**Data for this task**
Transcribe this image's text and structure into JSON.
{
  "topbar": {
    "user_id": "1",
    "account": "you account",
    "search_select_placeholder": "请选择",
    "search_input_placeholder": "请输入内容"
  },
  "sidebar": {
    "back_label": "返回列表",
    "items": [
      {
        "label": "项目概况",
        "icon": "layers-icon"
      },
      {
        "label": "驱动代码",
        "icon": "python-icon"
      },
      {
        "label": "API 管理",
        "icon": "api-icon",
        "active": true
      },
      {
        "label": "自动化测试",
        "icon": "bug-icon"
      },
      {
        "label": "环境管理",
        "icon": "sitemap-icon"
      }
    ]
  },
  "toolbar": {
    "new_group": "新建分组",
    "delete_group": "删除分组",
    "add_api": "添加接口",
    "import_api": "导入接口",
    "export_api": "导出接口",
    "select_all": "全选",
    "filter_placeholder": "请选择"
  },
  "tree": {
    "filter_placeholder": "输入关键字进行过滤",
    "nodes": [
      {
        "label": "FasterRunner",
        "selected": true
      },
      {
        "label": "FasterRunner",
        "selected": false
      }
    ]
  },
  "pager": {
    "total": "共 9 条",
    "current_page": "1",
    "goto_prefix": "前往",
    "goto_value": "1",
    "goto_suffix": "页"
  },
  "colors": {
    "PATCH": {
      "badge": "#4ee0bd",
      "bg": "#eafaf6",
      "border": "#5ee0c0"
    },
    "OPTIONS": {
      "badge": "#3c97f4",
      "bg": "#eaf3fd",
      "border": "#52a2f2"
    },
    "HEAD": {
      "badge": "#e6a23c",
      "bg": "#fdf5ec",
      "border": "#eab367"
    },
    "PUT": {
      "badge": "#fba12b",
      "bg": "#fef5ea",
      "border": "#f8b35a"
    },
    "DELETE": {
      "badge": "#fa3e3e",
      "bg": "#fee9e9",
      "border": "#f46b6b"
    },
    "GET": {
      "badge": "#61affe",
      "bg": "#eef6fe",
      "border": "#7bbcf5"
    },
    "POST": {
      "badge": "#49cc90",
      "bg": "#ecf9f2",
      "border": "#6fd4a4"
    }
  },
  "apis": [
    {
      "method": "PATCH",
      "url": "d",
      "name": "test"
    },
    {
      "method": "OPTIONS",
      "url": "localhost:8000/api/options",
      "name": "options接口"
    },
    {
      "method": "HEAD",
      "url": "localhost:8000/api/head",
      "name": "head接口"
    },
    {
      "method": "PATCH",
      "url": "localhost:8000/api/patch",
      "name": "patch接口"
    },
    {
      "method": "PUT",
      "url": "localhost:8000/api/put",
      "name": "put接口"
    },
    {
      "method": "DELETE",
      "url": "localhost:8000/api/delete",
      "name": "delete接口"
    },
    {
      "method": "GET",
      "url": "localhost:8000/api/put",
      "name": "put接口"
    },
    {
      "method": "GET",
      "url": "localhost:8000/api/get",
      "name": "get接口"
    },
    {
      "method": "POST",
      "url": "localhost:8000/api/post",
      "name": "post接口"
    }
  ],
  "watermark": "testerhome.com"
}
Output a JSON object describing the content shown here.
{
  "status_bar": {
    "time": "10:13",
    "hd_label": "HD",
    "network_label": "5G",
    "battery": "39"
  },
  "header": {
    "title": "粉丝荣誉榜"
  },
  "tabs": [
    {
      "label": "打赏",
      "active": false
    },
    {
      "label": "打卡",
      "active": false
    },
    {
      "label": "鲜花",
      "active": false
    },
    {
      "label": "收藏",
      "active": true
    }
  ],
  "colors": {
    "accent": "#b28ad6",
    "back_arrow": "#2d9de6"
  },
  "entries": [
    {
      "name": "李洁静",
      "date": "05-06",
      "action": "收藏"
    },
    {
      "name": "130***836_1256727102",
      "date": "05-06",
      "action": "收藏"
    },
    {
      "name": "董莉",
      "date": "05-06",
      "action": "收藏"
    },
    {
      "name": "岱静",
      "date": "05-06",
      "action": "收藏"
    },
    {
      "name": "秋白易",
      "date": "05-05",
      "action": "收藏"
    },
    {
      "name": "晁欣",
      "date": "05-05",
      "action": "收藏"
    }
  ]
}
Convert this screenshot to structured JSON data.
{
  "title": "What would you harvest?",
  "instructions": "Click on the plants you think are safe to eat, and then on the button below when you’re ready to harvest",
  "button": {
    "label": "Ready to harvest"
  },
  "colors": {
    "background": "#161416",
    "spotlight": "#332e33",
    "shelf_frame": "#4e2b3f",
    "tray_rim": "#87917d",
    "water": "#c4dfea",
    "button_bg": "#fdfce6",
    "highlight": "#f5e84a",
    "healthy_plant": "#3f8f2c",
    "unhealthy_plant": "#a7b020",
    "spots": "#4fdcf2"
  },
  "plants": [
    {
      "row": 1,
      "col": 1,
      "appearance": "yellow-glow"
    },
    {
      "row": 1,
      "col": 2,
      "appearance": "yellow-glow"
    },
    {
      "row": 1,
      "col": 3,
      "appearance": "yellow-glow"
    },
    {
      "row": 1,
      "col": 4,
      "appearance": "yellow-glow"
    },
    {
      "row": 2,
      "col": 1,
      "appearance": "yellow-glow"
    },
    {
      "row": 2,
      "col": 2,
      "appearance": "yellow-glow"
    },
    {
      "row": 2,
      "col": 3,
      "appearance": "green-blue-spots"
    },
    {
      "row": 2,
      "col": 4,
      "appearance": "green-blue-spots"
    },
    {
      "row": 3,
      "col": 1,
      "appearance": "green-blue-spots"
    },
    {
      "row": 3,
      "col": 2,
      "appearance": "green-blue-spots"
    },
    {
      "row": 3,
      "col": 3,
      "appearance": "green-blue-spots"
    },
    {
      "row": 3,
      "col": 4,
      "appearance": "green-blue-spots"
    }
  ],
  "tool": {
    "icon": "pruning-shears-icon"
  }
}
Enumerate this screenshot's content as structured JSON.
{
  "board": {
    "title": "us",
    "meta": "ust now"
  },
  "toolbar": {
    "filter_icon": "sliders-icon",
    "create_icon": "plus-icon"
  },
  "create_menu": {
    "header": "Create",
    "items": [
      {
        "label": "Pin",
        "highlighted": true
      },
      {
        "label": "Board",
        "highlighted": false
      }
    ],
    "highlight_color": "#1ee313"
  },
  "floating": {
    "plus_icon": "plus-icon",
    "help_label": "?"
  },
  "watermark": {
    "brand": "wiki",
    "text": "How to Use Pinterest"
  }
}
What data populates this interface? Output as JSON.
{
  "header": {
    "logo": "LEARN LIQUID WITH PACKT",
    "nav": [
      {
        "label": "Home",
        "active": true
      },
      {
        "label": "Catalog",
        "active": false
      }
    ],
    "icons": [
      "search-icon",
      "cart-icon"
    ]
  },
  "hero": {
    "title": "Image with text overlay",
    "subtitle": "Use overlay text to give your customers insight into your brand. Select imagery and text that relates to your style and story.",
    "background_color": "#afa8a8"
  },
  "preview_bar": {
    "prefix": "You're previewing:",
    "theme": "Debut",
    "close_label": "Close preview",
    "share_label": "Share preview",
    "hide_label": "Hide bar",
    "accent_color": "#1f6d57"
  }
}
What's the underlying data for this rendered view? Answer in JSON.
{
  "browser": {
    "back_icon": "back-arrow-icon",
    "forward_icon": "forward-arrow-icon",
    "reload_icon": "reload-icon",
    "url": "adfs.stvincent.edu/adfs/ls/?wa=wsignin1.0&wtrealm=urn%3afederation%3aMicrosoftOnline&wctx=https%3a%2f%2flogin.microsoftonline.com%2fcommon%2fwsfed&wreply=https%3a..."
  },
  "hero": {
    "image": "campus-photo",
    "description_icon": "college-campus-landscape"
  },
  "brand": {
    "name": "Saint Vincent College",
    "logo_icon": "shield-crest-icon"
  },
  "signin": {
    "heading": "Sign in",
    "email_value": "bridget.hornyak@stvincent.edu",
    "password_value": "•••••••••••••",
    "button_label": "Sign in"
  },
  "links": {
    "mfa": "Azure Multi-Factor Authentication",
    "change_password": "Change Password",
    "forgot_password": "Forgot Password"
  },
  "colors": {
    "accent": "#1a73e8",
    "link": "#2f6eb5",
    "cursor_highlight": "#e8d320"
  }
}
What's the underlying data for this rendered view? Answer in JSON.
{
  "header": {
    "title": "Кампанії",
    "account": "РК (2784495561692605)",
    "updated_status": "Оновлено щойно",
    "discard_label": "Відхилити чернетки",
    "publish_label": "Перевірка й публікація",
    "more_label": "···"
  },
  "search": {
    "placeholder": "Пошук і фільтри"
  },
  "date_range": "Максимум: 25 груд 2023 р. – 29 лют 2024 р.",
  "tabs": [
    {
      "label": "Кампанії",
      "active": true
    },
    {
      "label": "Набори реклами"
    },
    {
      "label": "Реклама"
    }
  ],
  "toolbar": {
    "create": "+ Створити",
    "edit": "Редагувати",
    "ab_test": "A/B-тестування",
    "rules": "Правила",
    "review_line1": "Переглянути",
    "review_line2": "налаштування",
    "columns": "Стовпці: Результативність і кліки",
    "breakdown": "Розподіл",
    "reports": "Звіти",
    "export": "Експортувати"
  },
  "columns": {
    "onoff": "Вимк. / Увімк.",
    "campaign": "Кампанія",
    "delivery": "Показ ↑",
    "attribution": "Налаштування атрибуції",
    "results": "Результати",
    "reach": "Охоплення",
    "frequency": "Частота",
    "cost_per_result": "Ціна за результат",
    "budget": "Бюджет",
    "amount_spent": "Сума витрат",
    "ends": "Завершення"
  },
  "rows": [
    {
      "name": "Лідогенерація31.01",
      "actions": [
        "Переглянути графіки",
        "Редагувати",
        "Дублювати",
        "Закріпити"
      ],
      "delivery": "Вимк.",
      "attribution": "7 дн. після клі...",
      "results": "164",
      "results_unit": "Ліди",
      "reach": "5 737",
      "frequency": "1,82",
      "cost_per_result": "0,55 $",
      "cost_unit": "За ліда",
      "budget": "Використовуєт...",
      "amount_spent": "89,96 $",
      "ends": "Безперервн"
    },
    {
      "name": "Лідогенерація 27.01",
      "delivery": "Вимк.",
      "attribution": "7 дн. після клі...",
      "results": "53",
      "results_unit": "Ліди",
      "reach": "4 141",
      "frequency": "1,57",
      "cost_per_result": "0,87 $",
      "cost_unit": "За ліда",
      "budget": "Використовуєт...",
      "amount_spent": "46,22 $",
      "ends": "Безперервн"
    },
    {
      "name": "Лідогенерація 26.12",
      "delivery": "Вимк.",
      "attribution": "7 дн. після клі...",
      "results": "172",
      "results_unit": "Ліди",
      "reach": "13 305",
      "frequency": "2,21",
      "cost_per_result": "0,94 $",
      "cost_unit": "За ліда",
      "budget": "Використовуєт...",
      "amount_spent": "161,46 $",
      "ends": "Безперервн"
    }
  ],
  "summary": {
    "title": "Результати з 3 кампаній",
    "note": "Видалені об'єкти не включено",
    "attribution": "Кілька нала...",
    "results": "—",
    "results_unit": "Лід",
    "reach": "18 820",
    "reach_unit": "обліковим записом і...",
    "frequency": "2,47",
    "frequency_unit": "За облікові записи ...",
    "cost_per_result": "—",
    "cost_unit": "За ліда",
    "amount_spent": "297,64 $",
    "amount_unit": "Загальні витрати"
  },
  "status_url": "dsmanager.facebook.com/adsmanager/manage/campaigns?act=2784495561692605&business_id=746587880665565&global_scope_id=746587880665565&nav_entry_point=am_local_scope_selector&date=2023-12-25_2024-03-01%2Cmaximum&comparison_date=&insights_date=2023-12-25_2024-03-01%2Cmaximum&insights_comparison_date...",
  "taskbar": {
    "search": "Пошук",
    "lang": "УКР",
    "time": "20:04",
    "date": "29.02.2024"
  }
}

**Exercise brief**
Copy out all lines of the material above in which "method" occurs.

**Output**
      "method": "PATCH",
      "method": "OPTIONS",
      "method": "HEAD",
      "method": "PATCH",
      "method": "PUT",
      "method": "DELETE",
      "method": "GET",
      "method": "GET",
      "method": "POST",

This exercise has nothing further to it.